UCL Institute for Sustainable Resources


Developing integrated environmental indicators for sustainable global food production and trade

field of crops

15 August 2016

The Developing integrated environmental indicators for sustainable global food production and trade (FOODIES) project is an Independent Research Fellowship, funded by the UK Natural Environment Research Council (NERC).

FOODIES aims to improve understanding of the environmental impact and sustainability of global food production and trade, and to propose solutions to alleviate this impact. 

The natural environment, providing us with essential resources and ecosystem services, is under increasing pressure from human activities. Importantly, increasing demand for food, due to population growth and socio-economic development, have led to the intensive use of water, land, and fertilisers in agriculture. Irrigation accounts for more than two thirds of freshwater withdrawn globally, and agriculture occupies more than one third of the Earth's land surface and emits a quarter of global greenhouse gas emissions.

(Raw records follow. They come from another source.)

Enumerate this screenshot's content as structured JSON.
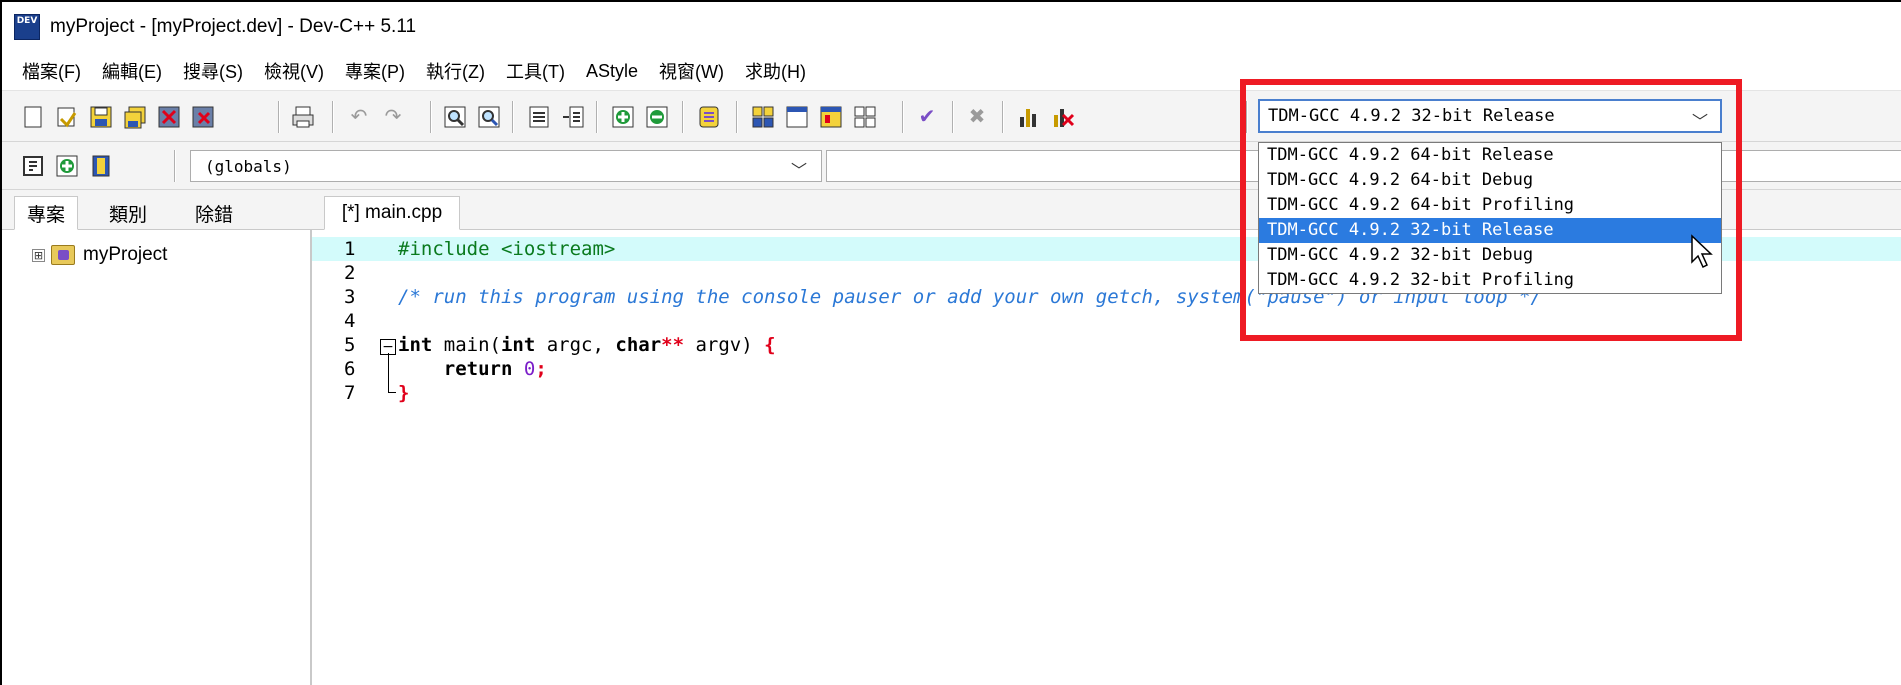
{
  "window": {
    "title": "myProject - [myProject.dev] - Dev-C++ 5.11",
    "app_icon_label": "DEV"
  },
  "menubar": {
    "items": [
      "檔案(F)",
      "編輯(E)",
      "搜尋(S)",
      "檢視(V)",
      "專案(P)",
      "執行(Z)",
      "工具(T)",
      "AStyle",
      "視窗(W)",
      "求助(H)"
    ]
  },
  "toolbar": {
    "compiler_selected": "TDM-GCC 4.9.2 32-bit Release",
    "globals_selected": "(globals)"
  },
  "compiler_dropdown": {
    "options": [
      "TDM-GCC 4.9.2 64-bit Release",
      "TDM-GCC 4.9.2 64-bit Debug",
      "TDM-GCC 4.9.2 64-bit Profiling",
      "TDM-GCC 4.9.2 32-bit Release",
      "TDM-GCC 4.9.2 32-bit Debug",
      "TDM-GCC 4.9.2 32-bit Profiling"
    ],
    "selected": "TDM-GCC 4.9.2 32-bit Release"
  },
  "left_panel": {
    "tabs": [
      "專案",
      "類別",
      "除錯"
    ],
    "tree": {
      "project_name": "myProject",
      "expander": "⊞"
    }
  },
  "editor": {
    "tab_label": "[*] main.cpp",
    "line_numbers": [
      "1",
      "2",
      "3",
      "4",
      "5",
      "6",
      "7"
    ],
    "code": {
      "l1_pp": "#include <iostream>",
      "l3_comment": "/* run this program using the console pauser or add your own getch, system(\"pause\") or input loop */",
      "l5_kw1": "int",
      "l5_t1": " main(",
      "l5_kw2": "int",
      "l5_t2": " argc, ",
      "l5_kw3": "char",
      "l5_red1": "**",
      "l5_t3": " argv) ",
      "l5_red2": "{",
      "l6_kw": "return",
      "l6_num": "0",
      "l6_red": ";",
      "l7_red": "}"
    }
  },
  "colors": {
    "highlight_box": "#ee1b24",
    "dropdown_selected": "#2b7be0",
    "current_line": "#d3fbfb"
  }
}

Furthermore, food production will need to significantly increase to feed about two additional billion people by 2050. Ensuring environmentally sustainable, sufficient food production is thus a difficult and pressing global challenge.

To address this challenge, the FOODIES project will provide critical improvements in our current understanding of the multiple environmental impacts of agriculture, by accounting for different practices and local conditions across the world. This will allow a comprehensive assessment of agricultural sustainability and help to quantify trade-offs associated with different agricultural management strategies. Indeed, as agricultural practices are tightly linked (e.g. water and soil management), it is essential to consider all major environmental aspects to avoid the unintended consequences of strategies focused on a single aspect. The research will also consider trade; following recent globalisation, international food trade has grown rapidly since the 1980s, allowing for the development of major export-oriented agricultural regions. This crucial role of trade in global agricultural systems will be integrated in the evaluation of potential pathways to achieve environmentally sustainable agriculture.

FOODIES addresses critical areas of integration necessary to assess pathways to sustainable agriculture:

(1) comprehensive estimation of environmental impacts

(2) integration across a range of products (crops and livestock)

(3) innovative quantitative measures of sustainability

(4) simultaneous linking of all environmental stresses with global trade.


Dr Carole Dalin (PI / Fellow)